Task data:
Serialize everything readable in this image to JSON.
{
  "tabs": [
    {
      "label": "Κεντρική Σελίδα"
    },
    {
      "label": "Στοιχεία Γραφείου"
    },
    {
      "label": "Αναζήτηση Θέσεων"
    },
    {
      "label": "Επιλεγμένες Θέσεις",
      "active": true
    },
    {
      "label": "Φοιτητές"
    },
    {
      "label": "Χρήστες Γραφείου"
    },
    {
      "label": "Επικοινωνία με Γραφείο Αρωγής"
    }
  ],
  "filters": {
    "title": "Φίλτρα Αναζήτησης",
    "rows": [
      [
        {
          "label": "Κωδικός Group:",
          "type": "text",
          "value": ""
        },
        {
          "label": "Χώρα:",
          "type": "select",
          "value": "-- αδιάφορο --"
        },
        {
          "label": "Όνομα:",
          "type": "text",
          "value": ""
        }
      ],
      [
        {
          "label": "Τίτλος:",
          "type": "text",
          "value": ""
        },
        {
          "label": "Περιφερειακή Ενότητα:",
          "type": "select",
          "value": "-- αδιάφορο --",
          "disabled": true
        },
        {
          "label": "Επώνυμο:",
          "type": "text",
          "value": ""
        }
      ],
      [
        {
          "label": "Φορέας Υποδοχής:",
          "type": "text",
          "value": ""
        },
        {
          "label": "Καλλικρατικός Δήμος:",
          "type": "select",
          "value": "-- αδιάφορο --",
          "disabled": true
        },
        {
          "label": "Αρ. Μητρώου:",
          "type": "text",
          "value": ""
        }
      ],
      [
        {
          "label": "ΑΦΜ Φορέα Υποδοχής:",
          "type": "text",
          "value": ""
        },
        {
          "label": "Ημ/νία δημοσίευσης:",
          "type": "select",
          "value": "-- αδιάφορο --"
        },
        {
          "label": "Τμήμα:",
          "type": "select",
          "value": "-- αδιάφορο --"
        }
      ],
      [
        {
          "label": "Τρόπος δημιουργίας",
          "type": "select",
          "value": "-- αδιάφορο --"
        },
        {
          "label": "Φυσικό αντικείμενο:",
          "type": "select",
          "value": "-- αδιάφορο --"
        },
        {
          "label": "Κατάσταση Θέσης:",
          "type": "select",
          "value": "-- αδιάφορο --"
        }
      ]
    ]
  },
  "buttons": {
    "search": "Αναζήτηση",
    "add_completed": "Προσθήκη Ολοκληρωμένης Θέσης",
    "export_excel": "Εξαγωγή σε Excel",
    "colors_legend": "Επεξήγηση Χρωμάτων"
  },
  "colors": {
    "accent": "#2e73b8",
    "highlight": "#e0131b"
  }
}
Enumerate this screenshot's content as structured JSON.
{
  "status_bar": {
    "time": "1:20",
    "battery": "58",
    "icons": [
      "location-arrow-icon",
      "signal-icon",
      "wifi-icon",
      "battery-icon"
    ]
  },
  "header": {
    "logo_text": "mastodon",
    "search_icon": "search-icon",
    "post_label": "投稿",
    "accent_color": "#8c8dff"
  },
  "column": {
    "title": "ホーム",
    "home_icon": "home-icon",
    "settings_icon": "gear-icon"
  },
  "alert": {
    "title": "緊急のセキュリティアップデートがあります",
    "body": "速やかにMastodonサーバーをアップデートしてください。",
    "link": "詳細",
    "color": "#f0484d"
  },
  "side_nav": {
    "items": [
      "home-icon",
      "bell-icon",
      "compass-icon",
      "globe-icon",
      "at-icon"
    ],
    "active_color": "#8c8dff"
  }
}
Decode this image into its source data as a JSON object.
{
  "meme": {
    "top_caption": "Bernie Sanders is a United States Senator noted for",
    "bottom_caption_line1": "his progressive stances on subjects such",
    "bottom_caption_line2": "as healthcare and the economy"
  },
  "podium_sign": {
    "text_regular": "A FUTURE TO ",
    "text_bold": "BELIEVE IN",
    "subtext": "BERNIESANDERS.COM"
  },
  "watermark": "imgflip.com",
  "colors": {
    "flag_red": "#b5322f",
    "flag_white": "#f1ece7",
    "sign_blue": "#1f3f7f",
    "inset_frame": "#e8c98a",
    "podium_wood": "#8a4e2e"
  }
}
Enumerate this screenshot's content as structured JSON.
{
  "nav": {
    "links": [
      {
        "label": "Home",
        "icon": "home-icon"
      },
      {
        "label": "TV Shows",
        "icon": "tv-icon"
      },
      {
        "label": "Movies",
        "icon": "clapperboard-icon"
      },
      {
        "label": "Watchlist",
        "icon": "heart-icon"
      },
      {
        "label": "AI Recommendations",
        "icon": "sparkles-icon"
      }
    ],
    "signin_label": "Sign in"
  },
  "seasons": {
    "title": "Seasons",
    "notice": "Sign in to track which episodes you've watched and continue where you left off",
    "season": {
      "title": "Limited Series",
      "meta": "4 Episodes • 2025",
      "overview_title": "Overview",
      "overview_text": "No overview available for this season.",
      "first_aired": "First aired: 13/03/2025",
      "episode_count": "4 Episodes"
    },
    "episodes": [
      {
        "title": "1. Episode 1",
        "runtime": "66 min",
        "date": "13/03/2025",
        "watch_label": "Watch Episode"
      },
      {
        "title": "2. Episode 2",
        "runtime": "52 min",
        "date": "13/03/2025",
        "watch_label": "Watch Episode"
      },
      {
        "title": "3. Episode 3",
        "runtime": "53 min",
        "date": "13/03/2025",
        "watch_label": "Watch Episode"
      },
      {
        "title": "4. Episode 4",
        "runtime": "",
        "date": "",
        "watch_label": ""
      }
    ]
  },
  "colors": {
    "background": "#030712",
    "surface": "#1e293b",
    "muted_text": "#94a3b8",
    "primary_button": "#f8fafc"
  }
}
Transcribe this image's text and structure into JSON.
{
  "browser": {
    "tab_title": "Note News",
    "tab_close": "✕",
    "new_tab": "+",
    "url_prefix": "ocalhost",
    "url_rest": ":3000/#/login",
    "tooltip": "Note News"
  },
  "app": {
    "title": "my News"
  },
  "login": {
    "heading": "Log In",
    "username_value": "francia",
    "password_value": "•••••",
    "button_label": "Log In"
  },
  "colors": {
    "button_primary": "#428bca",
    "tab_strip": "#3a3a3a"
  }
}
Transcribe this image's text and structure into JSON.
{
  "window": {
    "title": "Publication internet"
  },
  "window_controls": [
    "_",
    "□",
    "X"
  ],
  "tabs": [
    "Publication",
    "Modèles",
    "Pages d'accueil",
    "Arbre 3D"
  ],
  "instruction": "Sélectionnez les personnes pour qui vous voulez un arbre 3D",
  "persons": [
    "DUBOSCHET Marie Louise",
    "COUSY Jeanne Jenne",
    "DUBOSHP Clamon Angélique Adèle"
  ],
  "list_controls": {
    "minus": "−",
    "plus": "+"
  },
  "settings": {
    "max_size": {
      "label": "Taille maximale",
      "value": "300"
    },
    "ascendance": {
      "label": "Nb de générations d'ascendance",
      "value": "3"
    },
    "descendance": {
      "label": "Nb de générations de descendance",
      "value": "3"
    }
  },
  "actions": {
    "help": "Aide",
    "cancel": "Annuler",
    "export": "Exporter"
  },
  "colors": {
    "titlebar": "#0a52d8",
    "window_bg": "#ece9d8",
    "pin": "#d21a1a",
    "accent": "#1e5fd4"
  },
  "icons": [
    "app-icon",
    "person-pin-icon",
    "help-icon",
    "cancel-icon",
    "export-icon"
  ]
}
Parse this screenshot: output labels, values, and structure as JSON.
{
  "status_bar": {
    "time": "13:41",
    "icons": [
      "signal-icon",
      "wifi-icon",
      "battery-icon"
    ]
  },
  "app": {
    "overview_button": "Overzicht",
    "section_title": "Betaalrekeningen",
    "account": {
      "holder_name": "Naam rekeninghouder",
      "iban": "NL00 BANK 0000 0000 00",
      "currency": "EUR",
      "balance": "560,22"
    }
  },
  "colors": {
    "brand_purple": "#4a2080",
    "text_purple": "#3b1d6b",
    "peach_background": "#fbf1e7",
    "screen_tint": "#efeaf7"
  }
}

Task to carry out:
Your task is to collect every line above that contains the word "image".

The completed task:
Serialize everything readable in this image to JSON.
Decode this image into its source data as a JSON object.
Transcribe this image's text and structure into JSON.
Transcribe this image's text and structure into JSON.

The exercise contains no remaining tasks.